At what point does taking mushrooms or smoking marijuana become less dangerous than operating a chainsaw? It makes for an interesting debate.
The thing is, we aren't banning chainsaws.
In Canada, the hardware store Canadian Tire sells bear spray, rifles, ammunition, hunting knives, flammable oils and gas, lighters, power tools, and more. All of which can be very useful tools, but can also be quite dangerous.
So this January I could go on a shopping spree and walk out with a bag full of shiny new dangerous goods. And as I walk home, with my mind distracted by all of the possible avenues of destruction before me, I could slip on an icy sidewalk, fall backward and give myself a concussion.
But we aren't banning ice either.
'That’s silly,' you might say. 'Of course we wouldn't ban ice! How could we? It's completely and utterly natural.'
Well, we've already banned plants.
By painting a picture of drugs not as tools, but only dangerous substances, only threats to our safety, it's as if we are telling our young people that a car can only be crashed, sex can only result in disease, and a chainsaw can only end in a Texas massacre.
Let's say a teenage boy asks his father about alcohol.
Is it best for the father to simply tell his son alcohol makes people aggressive, stupid, irresponsible and sick; that it causes terrible car accidents, promotes fights and date rape, and can render him blacked out and unconscious on the side of the road?
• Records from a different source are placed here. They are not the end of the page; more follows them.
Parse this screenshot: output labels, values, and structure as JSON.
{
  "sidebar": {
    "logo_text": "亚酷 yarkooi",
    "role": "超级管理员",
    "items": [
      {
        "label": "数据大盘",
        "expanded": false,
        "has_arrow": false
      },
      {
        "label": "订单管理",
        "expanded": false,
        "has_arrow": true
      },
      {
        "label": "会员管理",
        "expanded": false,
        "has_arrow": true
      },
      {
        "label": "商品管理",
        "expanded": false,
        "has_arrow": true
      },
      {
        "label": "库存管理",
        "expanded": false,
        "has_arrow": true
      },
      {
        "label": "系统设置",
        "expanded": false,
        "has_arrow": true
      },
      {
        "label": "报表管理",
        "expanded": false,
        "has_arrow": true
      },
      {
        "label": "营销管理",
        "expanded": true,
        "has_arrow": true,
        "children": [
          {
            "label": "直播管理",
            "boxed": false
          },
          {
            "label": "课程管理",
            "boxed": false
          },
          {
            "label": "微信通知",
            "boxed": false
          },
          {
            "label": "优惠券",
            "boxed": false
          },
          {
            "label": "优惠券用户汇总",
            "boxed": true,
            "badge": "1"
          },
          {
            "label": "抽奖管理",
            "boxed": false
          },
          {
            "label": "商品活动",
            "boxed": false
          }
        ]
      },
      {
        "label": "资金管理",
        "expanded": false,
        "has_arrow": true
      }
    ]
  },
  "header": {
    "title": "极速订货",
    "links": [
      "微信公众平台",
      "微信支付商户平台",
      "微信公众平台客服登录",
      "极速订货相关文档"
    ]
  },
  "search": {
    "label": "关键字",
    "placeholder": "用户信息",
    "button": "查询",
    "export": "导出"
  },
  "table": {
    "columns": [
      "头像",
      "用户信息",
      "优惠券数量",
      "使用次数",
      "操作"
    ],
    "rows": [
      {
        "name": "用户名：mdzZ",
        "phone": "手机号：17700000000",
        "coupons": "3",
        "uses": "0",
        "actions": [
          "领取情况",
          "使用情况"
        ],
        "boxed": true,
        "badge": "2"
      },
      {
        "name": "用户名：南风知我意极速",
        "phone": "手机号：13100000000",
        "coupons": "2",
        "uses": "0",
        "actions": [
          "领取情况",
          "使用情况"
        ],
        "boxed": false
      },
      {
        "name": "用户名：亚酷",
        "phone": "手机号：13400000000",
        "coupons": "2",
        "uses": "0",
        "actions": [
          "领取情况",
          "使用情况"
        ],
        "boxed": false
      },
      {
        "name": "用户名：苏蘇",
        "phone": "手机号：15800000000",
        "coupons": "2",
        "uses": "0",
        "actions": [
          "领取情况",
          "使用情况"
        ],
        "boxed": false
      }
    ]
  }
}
If he said that, the kid would probably be too afraid to ever drink the stuff, right?
But what do you think the boy will think after he does try a beer, despite the warning, and feels great?
For one he's likely not to trust his father anymore, but he may also not know how to handle himself. He may assume it's perfectly reasonable to act irresponsible if he's had a drink. That is what he was told it does after all.
Now say the father also let his son know that a beer or two with good company may help some people relax, and can help people open up to one another. That he himself has a drink now and then, but also that drinking too much can still be quite dangerous.
That alcohol can be a tool, like a chainsaw, and just as we don't celebrate someone cutting off his leg with the chainsaw we don't think it's cool or fun to drink too much and get sick, or worse. We celebrate when someone has filled their wood shed for the winter, and we can praise those who know their limit and drink responsibly.
The father is now giving his son the choice to make his own responsible or irresponsible decision, and if he has been truthful with the information he's passed on that will build trust.
Honest education and the freedom to choose ultimately creates trust, and right now we have not earned the trust of our young people.
Young people today are told marijuana is only dangerous as if the plant itself has an innate evil within it.
But they try it for themselves.
They find it to be a tool like any other, with benefits that were never mentioned, and disadvantages that don't measure up to what they've been taught.
It is in this moment a little bit of that trust cracks.
Inevitably the thought becomes, 'How else have I been mislead?'
If there is in fact a gateway to experimentation with new dangerous substances, it is the realization that what you've been told to fear is not to be feared, and that our education is not to be trusted.